As you can see, we started fretting on the ninth and seventh frets and then moved down (down in pitch) one fret. As you progress with this exercise, you will gradually move your hand down further toward the nut, moving the two fret span of this exercise, one fret at a time which will very slowly, gradually spread your pinky and ring fingers out, while strengthening them.
Do not over-do this exercise in one day. This training technique is working very small muscles that can easily be over-taxed. So, for the first week, don't do more than ten minutes a day on this, and be sure to break it up into no more than five minutes each practice session and if your hand gets too tired or feels like it wants to cramp up, stop immediately for that day and try it again the next day or three days later. This is a case where, at the beginning, thirty seconds each day, is worth far more than five minutes with an injury. Work only as long as you are not feeling any painful strain.

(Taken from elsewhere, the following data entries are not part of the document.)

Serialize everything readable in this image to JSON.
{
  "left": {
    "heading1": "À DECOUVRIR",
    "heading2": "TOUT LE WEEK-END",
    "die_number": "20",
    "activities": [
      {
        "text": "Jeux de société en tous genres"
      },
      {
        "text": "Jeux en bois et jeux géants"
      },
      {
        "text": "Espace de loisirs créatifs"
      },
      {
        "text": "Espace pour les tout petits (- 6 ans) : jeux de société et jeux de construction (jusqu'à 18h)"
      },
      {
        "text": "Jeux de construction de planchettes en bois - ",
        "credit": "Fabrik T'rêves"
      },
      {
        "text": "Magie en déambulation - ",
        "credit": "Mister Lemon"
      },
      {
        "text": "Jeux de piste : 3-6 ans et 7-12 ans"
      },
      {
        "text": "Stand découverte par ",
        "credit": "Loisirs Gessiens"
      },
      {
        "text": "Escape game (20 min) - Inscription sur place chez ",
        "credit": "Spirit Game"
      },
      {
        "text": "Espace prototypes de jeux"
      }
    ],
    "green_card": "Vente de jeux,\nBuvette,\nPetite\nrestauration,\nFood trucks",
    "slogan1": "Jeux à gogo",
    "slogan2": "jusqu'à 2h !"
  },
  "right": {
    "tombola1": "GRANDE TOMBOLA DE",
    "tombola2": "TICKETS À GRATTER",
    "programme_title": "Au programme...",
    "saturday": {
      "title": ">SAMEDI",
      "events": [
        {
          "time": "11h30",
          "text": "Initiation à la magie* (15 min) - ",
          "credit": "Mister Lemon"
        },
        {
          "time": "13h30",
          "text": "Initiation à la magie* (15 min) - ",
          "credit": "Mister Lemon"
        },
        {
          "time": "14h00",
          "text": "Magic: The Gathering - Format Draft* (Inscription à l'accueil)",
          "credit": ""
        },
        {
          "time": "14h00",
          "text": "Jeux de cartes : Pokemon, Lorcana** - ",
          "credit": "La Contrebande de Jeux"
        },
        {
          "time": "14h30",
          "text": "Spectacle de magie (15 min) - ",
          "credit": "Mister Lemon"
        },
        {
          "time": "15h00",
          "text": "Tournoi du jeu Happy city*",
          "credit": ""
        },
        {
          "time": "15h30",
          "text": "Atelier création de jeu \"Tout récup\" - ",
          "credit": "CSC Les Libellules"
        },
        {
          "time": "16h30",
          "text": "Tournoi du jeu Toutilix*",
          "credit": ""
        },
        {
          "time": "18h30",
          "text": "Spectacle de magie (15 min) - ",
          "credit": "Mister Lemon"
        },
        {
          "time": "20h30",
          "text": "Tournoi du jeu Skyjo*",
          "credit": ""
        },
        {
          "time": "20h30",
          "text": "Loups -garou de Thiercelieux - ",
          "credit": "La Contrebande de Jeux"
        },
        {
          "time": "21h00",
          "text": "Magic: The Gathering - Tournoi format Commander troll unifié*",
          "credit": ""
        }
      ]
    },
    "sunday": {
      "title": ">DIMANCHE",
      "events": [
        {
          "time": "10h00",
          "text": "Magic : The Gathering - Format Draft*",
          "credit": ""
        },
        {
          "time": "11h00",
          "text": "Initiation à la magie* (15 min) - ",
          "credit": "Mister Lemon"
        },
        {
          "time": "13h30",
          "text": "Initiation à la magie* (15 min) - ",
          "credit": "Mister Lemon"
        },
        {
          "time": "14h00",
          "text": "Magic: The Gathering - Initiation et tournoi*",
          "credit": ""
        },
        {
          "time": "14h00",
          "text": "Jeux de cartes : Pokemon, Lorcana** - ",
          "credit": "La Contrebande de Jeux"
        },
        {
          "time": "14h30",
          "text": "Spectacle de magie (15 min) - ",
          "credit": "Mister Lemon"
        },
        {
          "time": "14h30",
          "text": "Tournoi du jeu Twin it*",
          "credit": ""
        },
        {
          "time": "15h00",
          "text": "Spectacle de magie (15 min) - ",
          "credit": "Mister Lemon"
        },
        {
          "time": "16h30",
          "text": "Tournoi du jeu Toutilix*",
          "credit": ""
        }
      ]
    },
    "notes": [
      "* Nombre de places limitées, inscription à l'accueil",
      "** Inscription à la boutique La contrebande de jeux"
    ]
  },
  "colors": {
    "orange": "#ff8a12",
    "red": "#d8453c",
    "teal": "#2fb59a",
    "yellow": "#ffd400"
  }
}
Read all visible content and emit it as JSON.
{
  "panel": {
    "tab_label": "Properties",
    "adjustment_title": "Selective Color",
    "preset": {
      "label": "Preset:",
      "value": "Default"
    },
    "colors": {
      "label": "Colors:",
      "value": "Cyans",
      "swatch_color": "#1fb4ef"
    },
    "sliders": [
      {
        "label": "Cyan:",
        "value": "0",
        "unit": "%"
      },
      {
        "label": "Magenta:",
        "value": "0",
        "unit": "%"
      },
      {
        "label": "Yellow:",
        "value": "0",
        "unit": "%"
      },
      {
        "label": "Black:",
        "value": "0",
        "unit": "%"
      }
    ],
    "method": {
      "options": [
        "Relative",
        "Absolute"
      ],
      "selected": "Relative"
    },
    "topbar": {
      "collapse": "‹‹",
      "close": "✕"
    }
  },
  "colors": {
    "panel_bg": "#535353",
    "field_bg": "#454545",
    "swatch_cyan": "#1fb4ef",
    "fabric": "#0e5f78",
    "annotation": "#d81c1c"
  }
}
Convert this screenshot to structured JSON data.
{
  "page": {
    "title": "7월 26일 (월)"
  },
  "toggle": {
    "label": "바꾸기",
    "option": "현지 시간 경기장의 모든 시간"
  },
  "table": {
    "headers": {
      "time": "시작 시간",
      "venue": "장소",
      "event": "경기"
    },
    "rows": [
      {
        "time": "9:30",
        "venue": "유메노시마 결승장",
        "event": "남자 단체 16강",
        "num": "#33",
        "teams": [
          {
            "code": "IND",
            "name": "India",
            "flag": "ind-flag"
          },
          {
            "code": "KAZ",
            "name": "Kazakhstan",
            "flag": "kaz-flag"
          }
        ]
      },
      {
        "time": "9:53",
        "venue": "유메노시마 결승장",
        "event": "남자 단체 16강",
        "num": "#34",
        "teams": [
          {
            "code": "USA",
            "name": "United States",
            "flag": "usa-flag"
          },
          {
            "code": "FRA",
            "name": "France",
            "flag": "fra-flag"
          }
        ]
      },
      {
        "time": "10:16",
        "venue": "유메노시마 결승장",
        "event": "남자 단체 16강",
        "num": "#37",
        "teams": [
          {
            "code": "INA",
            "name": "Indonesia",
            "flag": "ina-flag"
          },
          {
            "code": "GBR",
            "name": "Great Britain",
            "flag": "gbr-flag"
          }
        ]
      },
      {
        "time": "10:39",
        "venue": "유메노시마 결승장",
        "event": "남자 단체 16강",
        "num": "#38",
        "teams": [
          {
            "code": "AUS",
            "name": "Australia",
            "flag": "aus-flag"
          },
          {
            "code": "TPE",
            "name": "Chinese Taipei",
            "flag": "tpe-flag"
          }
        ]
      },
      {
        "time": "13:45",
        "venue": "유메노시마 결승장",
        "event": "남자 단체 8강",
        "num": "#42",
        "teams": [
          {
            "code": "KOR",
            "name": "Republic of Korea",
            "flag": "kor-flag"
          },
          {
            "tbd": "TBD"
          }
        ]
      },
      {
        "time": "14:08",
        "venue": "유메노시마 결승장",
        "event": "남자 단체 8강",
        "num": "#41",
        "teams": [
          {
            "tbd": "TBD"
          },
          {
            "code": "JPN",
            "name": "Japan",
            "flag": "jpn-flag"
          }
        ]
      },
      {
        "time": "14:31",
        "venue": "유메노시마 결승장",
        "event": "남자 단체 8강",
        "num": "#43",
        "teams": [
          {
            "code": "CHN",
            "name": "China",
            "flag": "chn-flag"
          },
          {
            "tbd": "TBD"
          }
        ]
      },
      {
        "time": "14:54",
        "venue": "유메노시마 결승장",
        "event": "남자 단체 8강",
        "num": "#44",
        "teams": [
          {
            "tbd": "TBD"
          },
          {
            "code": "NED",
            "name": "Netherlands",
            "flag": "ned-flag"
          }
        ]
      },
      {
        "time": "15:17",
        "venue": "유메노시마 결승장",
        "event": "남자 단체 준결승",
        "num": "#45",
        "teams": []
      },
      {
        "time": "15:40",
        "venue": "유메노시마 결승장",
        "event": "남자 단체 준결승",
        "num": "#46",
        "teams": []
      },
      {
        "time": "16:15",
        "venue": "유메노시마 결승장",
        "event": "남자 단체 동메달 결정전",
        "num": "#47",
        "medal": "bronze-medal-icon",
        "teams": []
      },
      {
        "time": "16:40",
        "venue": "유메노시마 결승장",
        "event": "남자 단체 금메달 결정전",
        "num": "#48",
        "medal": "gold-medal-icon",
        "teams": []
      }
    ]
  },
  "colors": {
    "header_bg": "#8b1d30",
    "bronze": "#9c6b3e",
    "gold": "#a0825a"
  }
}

Also, do not change your fretting hand position at the seventh fret area more often or sooner than recommended here. Stretching and fretting cleanly for this exercise is a strain for the hand and must be approached very slowly. Do not go too far or too fast too soon!
We all tend to favor our left hand's index and middle finger. When our ring and pinky fingers are strengthened and stretched, our ability to move, reach, and move more quickly is radically enhanced. This alone, will help make your other exercises seem easier.
In the fourth week, you can probably add another five minutes to this while moving down the neck (down as in pitch, toward the nut). In the eighth week, another five minutes, etc.
By the twelfth week, you will likely be able to do this exercise about as much as you want. But if it takes longer to achieve that level, don’t feel as though you have failed or you can’t cut it. Everyone’s hands are different and respond to training at different speeds. Work this slowly, gently and relaxed, and it will work.
This is a very advanced and difficult practice technique but one that will improve your left hand dexterity tremendously.
The weak will be made strong.